Here again Roxolana broke precedent. In the past, endowments of concubine mothers were limited to provincial cities, “while the sultan alone was responsible for the most splendid projects in the capital of Istanbul,” noted Pierce.
Roxolana died of an unknown disease on April 18, 1558. Even in death, she deﬁed protocol: adjacent to the newly built Suleymaniye mosque, her tomb was erected beside the place set for her husband, making her “the ﬁrst woman in Ottoman harem history to have been honored in that way,” wrote Yermolenko.
Famous Turkish TV soap opera series “Muhtesem Yuzyıl” (The Magnificent Century) – (Source)
“Turkish historical fiction television series written by Meral Okay and Yılmaz Sahin, it is based on the life of Ottoman Sultan Suleyman the Magnificent [played by Halit Ergenc], the longest-reigning Sultan of the Ottoman Empire, and his wife Hürrem Sultan [played by Meryem Uzerli], a slave girl who became a Sultan” (Source)
Suleiman lived eight more years. Roxolana’s second son, Selim, succeeded him, Mehmed having died as a young man.
Yet while he and subsequent male rulers often stumbled, Roxolana established an environment where women ably took their places. They included Selim’s wife, Nurbanu, as well as regents Kosem and Turhan, who ruled during the late 17th century. These and other such women stood upon the slight yet steadfast shoulders of the queen who proved she was strong enough, in character, to bear the weight of an empire.

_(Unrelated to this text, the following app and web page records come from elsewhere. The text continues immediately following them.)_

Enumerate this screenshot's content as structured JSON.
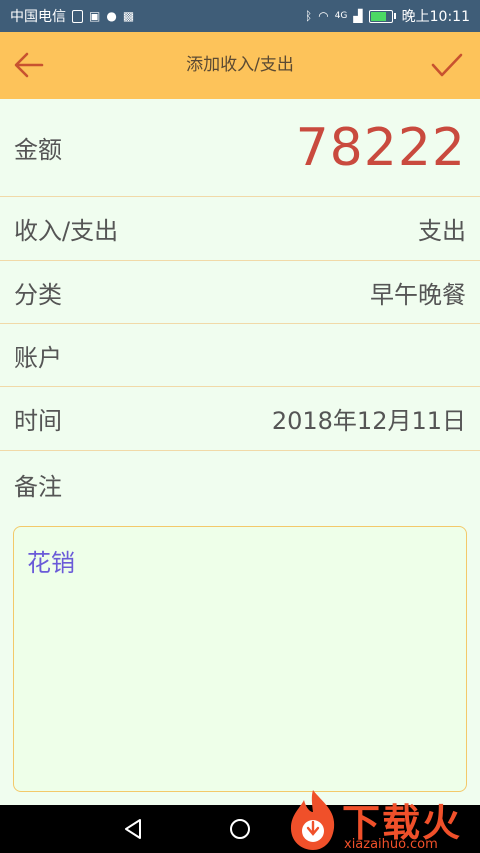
{
  "status_bar": {
    "carrier": "中国电信",
    "time": "晚上10:11",
    "network": "4G",
    "battery_fraction": 0.7
  },
  "app_bar": {
    "title": "添加收入/支出",
    "back_icon": "arrow-left-icon",
    "confirm_icon": "check-icon"
  },
  "form": {
    "amount_label": "金额",
    "amount_value": "78222",
    "type_label": "收入/支出",
    "type_value": "支出",
    "category_label": "分类",
    "category_value": "早午晚餐",
    "account_label": "账户",
    "account_value": "",
    "time_label": "时间",
    "time_value": "2018年12月11日",
    "notes_label": "备注",
    "notes_value": "花销"
  },
  "nav_bar": {
    "back_icon": "triangle-back-icon",
    "home_icon": "circle-home-icon"
  },
  "watermark": {
    "text": "下载火",
    "url": "xiazaihuo.com"
  },
  "colors": {
    "status_bar": "#3f5d78",
    "app_bar": "#fdc35a",
    "background": "#f0fdef",
    "amount": "#c94a3e",
    "notes_text": "#6a5bd8",
    "icon": "#c8522f"
  }
}
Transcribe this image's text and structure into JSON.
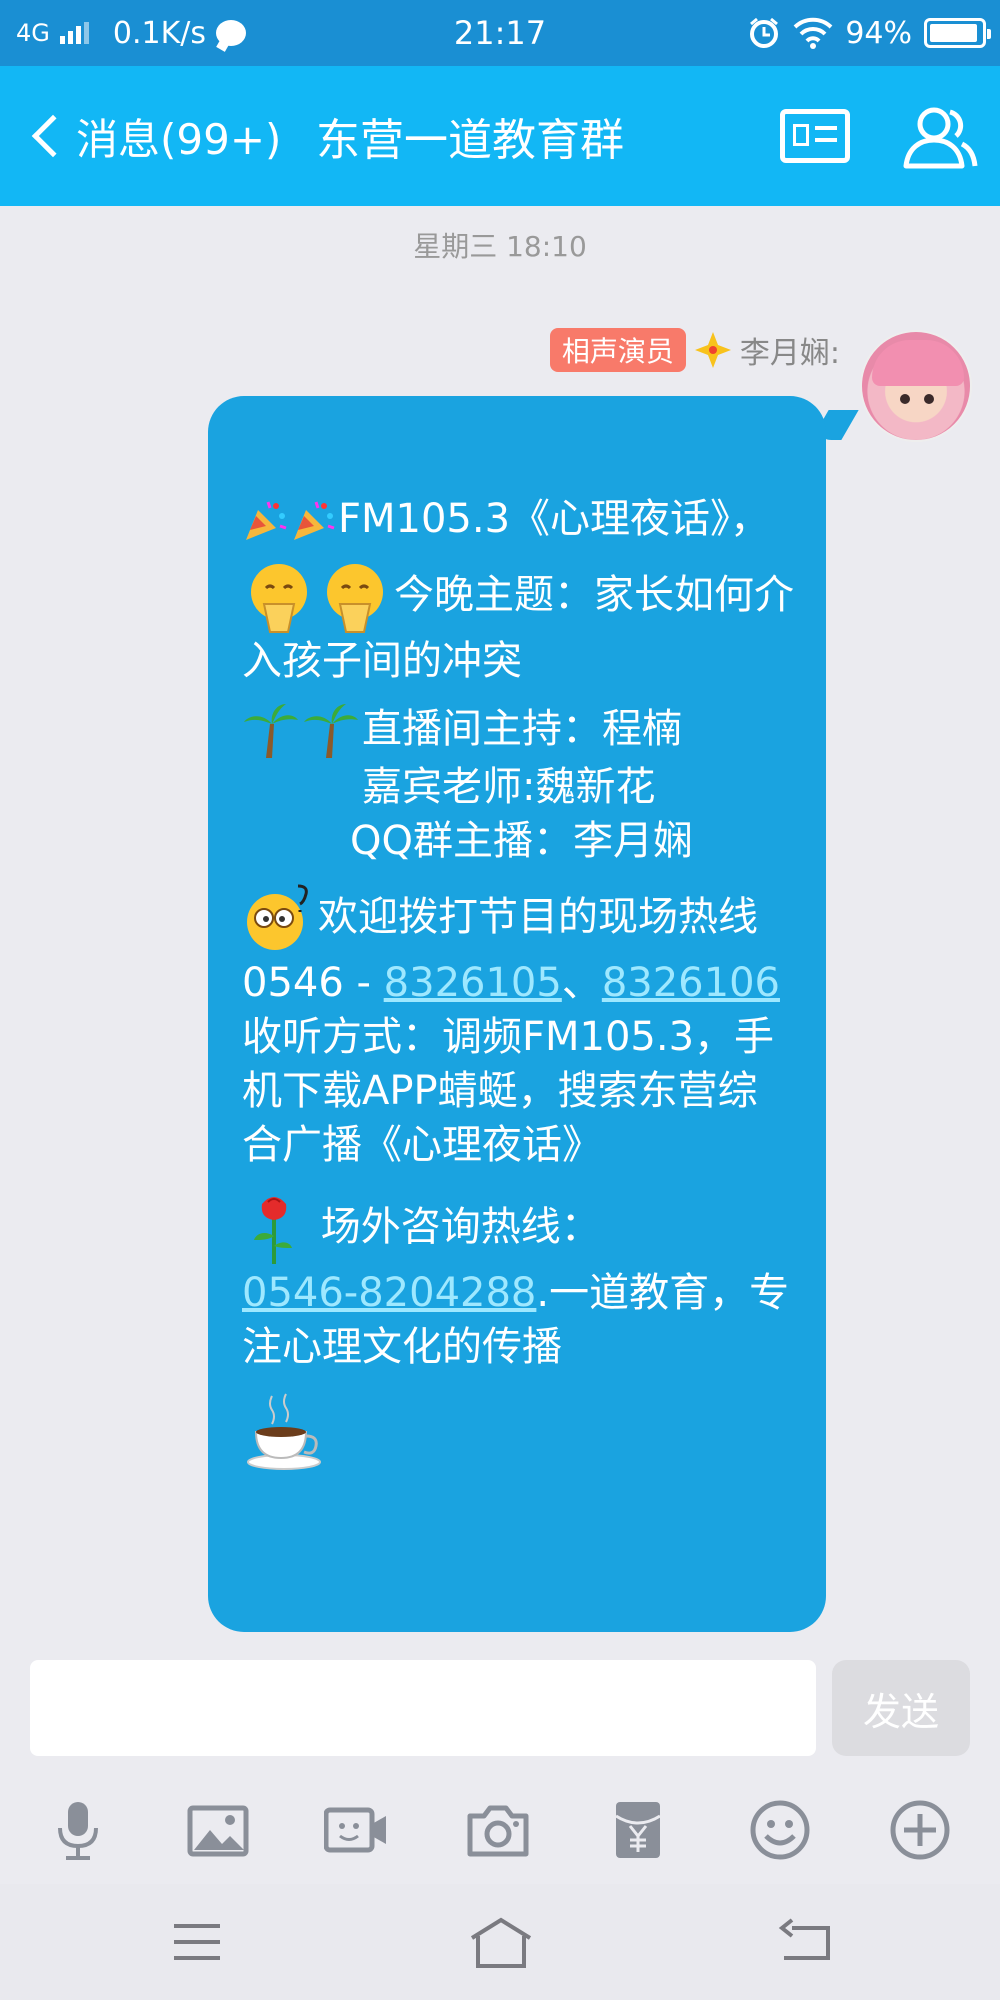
{
  "status_bar": {
    "network": "4G",
    "speed": "0.1K/s",
    "time": "21:17",
    "battery": "94%",
    "battery_level": 0.94
  },
  "header": {
    "back_label": "消息(99+)",
    "title": "东营一道教育群"
  },
  "chat": {
    "timestamp": "星期三 18:10",
    "message": {
      "sender_badge": "相声演员",
      "sender_name": "李月娴:",
      "line1": "FM105.3《心理夜话》，",
      "line2": "今晚主题：家长如何介入孩子间的冲突",
      "line3": "直播间主持：程楠",
      "line4": "嘉宾老师:魏新花",
      "line5": "QQ群主播：李月娴",
      "line6a": "欢迎拨打节目的现场热线0546 - ",
      "phone1": "8326105",
      "sep": "、",
      "phone2": "8326106",
      "line7": "收听方式：调频FM105.3，手机下载APP蜻蜓，搜索东营综合广播《心理夜话》",
      "line8a": "场外咨询热线：",
      "phone3": "0546-8204288",
      "line8b": ".一道教育，专注心理文化的传播"
    }
  },
  "input": {
    "value": "",
    "send_label": "发送"
  },
  "colors": {
    "status_bar": "#1a8fd3",
    "header": "#12b7f5",
    "bubble": "#1aa3e0",
    "badge": "#f87a6a"
  }
}
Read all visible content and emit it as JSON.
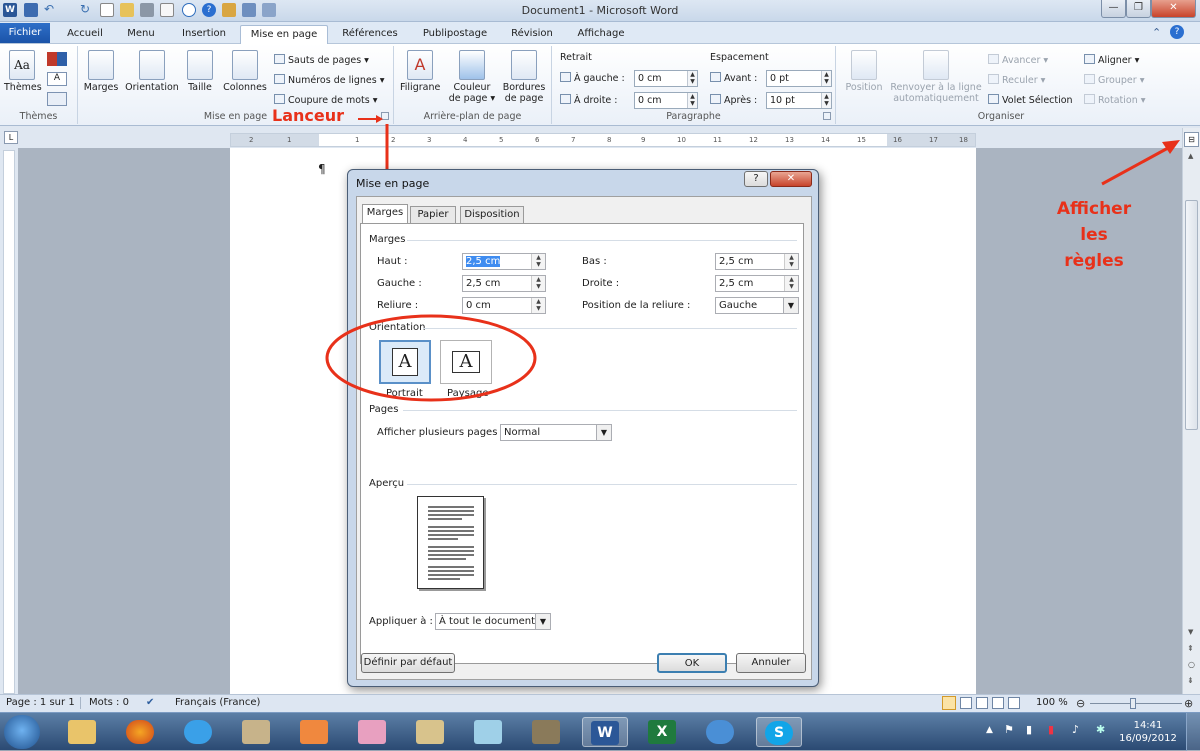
{
  "window": {
    "title": "Document1 - Microsoft Word",
    "minimize_label": "—",
    "maximize_label": "❐",
    "close_label": "✕"
  },
  "tabs": {
    "fichier": "Fichier",
    "items": [
      "Accueil",
      "Menu",
      "Insertion",
      "Mise en page",
      "Références",
      "Publipostage",
      "Révision",
      "Affichage"
    ],
    "active": "Mise en page"
  },
  "ribbon": {
    "themes": {
      "label": "Thèmes",
      "group": "Thèmes"
    },
    "mise_en_page": {
      "marges": "Marges",
      "orientation": "Orientation",
      "taille": "Taille",
      "colonnes": "Colonnes",
      "sauts": "Sauts de pages",
      "numeros": "Numéros de lignes",
      "coupure": "Coupure de mots",
      "group": "Mise en page"
    },
    "arriere_plan": {
      "filigrane": "Filigrane",
      "couleur": "Couleur de page",
      "bordures": "Bordures de page",
      "group": "Arrière-plan de page"
    },
    "paragraphe": {
      "retrait": "Retrait",
      "gauche_label": "À gauche :",
      "gauche_value": "0 cm",
      "droite_label": "À droite :",
      "droite_value": "0 cm",
      "espacement": "Espacement",
      "avant_label": "Avant :",
      "avant_value": "0  pt",
      "apres_label": "Après :",
      "apres_value": "10  pt",
      "group": "Paragraphe"
    },
    "organiser": {
      "position": "Position",
      "renvoyer": "Renvoyer à la ligne automatiquement",
      "avancer": "Avancer",
      "reculer": "Reculer",
      "volet": "Volet Sélection",
      "aligner": "Aligner",
      "grouper": "Grouper",
      "rotation": "Rotation",
      "group": "Organiser"
    }
  },
  "ruler": {
    "marks": [
      "2",
      "1",
      "1",
      "2",
      "3",
      "4",
      "5",
      "6",
      "7",
      "8",
      "9",
      "10",
      "11",
      "12",
      "13",
      "14",
      "15",
      "16",
      "17",
      "18"
    ]
  },
  "document": {
    "pilcrow": "¶"
  },
  "annotations": {
    "lanceur": "Lanceur",
    "afficher_line1": "Afficher",
    "afficher_line2": "les règles"
  },
  "dialog": {
    "title": "Mise en page",
    "help": "?",
    "close": "✕",
    "tabs": [
      "Marges",
      "Papier",
      "Disposition"
    ],
    "marges": {
      "section": "Marges",
      "haut_label": "Haut :",
      "haut_value": "2,5 cm",
      "bas_label": "Bas :",
      "bas_value": "2,5 cm",
      "gauche_label": "Gauche :",
      "gauche_value": "2,5 cm",
      "droite_label": "Droite :",
      "droite_value": "2,5 cm",
      "reliure_label": "Reliure :",
      "reliure_value": "0 cm",
      "position_label": "Position de la reliure :",
      "position_value": "Gauche"
    },
    "orientation": {
      "section": "Orientation",
      "portrait": "Portrait",
      "paysage": "Paysage",
      "selected": "Portrait"
    },
    "pages": {
      "section": "Pages",
      "label": "Afficher plusieurs pages :",
      "value": "Normal"
    },
    "apercu": {
      "section": "Aperçu"
    },
    "appliquer": {
      "label": "Appliquer à :",
      "value": "À tout le document"
    },
    "buttons": {
      "defaut": "Définir par défaut",
      "ok": "OK",
      "annuler": "Annuler"
    }
  },
  "status": {
    "page": "Page : 1 sur 1",
    "mots": "Mots : 0",
    "langue": "Français (France)",
    "zoom": "100 %"
  },
  "taskbar": {
    "time": "14:41",
    "date": "16/09/2012"
  },
  "colors": {
    "accent": "#2b5797",
    "annotation": "#e8311a",
    "ribbon_tab_active": "#ffffff"
  }
}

The türbe (mausoleum) of Hürrem Sultan in Süleymaniye Mosque at Fatih, Istanbul (Source)
This six-part series presents some of the most notable historical female leaders of Muslim dynasties, empires and caliphates: